Records >>
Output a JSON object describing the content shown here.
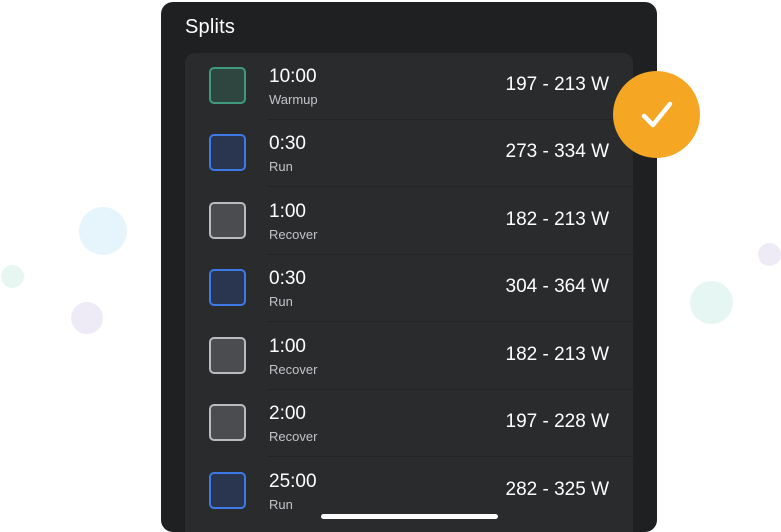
{
  "panel": {
    "title": "Splits"
  },
  "splits": [
    {
      "duration": "10:00",
      "label": "Warmup",
      "power": "197 - 213 W",
      "color": "#3f9a7b",
      "type": "green"
    },
    {
      "duration": "0:30",
      "label": "Run",
      "power": "273 - 334 W",
      "color": "#3d7ae8",
      "type": "blue"
    },
    {
      "duration": "1:00",
      "label": "Recover",
      "power": "182 - 213 W",
      "color": "#b9bbbf",
      "type": "gray"
    },
    {
      "duration": "0:30",
      "label": "Run",
      "power": "304 - 364 W",
      "color": "#3d7ae8",
      "type": "blue"
    },
    {
      "duration": "1:00",
      "label": "Recover",
      "power": "182 - 213 W",
      "color": "#b9bbbf",
      "type": "gray"
    },
    {
      "duration": "2:00",
      "label": "Recover",
      "power": "197 - 228 W",
      "color": "#b9bbbf",
      "type": "gray"
    },
    {
      "duration": "25:00",
      "label": "Run",
      "power": "282 - 325 W",
      "color": "#3d7ae8",
      "type": "blue"
    }
  ],
  "badge": {
    "icon": "checkmark-icon",
    "color": "#f5a623"
  }
}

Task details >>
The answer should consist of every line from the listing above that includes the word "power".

Solution to this task >>
      "power": "197 - 213 W",
      "power": "273 - 334 W",
      "power": "182 - 213 W",
      "power": "304 - 364 W",
      "power": "182 - 213 W",
      "power": "197 - 228 W",
      "power": "282 - 325 W",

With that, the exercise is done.